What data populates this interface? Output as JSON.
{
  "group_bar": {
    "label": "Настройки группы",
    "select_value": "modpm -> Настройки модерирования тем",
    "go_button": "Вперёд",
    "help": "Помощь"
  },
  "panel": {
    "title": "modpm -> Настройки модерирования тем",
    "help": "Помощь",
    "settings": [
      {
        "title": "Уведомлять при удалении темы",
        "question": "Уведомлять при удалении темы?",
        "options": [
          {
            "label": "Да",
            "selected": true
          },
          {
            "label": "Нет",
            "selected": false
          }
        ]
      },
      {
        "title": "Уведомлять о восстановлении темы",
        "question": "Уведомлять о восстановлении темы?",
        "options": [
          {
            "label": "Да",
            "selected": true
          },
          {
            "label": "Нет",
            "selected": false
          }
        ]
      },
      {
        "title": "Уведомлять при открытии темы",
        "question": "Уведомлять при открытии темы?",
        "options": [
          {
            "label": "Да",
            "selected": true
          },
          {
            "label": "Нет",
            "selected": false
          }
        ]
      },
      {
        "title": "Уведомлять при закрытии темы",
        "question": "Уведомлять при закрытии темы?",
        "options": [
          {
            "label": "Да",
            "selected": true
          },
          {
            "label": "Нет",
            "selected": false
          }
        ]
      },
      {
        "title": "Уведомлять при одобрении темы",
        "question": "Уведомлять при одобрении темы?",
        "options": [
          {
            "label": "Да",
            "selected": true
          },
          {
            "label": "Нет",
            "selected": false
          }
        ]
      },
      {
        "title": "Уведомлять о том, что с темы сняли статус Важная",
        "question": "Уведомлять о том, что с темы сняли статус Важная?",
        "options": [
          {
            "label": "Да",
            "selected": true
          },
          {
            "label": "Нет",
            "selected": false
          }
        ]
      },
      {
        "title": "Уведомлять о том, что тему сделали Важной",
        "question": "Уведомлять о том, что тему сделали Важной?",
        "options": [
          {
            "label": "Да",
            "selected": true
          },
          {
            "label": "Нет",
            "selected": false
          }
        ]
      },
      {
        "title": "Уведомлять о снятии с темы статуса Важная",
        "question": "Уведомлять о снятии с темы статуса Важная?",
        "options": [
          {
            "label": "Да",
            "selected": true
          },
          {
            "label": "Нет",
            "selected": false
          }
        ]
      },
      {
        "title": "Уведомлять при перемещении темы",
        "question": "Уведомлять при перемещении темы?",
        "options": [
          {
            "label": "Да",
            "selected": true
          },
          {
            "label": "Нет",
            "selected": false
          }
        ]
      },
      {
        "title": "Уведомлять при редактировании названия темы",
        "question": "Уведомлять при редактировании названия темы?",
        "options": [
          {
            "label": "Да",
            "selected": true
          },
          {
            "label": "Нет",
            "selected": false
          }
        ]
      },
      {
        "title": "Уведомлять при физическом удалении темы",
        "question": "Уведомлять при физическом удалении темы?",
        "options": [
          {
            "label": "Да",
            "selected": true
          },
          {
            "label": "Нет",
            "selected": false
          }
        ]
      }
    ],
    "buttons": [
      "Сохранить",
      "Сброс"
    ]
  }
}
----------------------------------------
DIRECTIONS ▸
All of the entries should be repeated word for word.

EXERCISE OUTPUT ▸
What data populates this interface? Output as JSON.
{
  "group_bar": {
    "label": "Настройки группы",
    "select_value": "modpm -> Настройки модерирования тем",
    "go_button": "Вперёд",
    "help": "Помощь"
  },
  "panel": {
    "title": "modpm -> Настройки модерирования тем",
    "help": "Помощь",
    "settings": [
      {
        "title": "Уведомлять при удалении темы",
        "question": "Уведомлять при удалении темы?",
        "options": [
          {
            "label": "Да",
            "selected": true
          },
          {
            "label": "Нет",
            "selected": false
          }
        ]
      },
      {
        "title": "Уведомлять о восстановлении темы",
        "question": "Уведомлять о восстановлении темы?",
        "options": [
          {
            "label": "Да",
            "selected": true
          },
          {
            "label": "Нет",
            "selected": false
          }
        ]
      },
      {
        "title": "Уведомлять при открытии темы",
        "question": "Уведомлять при открытии темы?",
        "options": [
          {
            "label": "Да",
            "selected": true
          },
          {
            "label": "Нет",
            "selected": false
          }
        ]
      },
      {
        "title": "Уведомлять при закрытии темы",
        "question": "Уведомлять при закрытии темы?",
        "options": [
          {
            "label": "Да",
            "selected": true
          },
          {
            "label": "Нет",
            "selected": false
          }
        ]
      },
      {
        "title": "Уведомлять при одобрении темы",
        "question": "Уведомлять при одобрении темы?",
        "options": [
          {
            "label": "Да",
            "selected": true
          },
          {
            "label": "Нет",
            "selected": false
          }
        ]
      },
      {
        "title": "Уведомлять о том, что с темы сняли статус Важная",
        "question": "Уведомлять о том, что с темы сняли статус Важная?",
        "options": [
          {
            "label": "Да",
            "selected": true
          },
          {
            "label": "Нет",
            "selected": false
          }
        ]
      },
      {
        "title": "Уведомлять о том, что тему сделали Важной",
        "question": "Уведомлять о том, что тему сделали Важной?",
        "options": [
          {
            "label": "Да",
            "selected": true
          },
          {
            "label": "Нет",
            "selected": false
          }
        ]
      },
      {
        "title": "Уведомлять о снятии с темы статуса Важная",
        "question": "Уведомлять о снятии с темы статуса Важная?",
        "options": [
          {
            "label": "Да",
            "selected": true
          },
          {
            "label": "Нет",
            "selected": false
          }
        ]
      },
      {
        "title": "Уведомлять при перемещении темы",
        "question": "Уведомлять при перемещении темы?",
        "options": [
          {
            "label": "Да",
            "selected": true
          },
          {
            "label": "Нет",
            "selected": false
          }
        ]
      },
      {
        "title": "Уведомлять при редактировании названия темы",
        "question": "Уведомлять при редактировании названия темы?",
        "options": [
          {
            "label": "Да",
            "selected": true
          },
          {
            "label": "Нет",
            "selected": false
          }
        ]
      },
      {
        "title": "Уведомлять при физическом удалении темы",
        "question": "Уведомлять при физическом удалении темы?",
        "options": [
          {
            "label": "Да",
            "selected": true
          },
          {
            "label": "Нет",
            "selected": false
          }
        ]
      }
    ],
    "buttons": [
      "Сохранить",
      "Сброс"
    ]
  }
}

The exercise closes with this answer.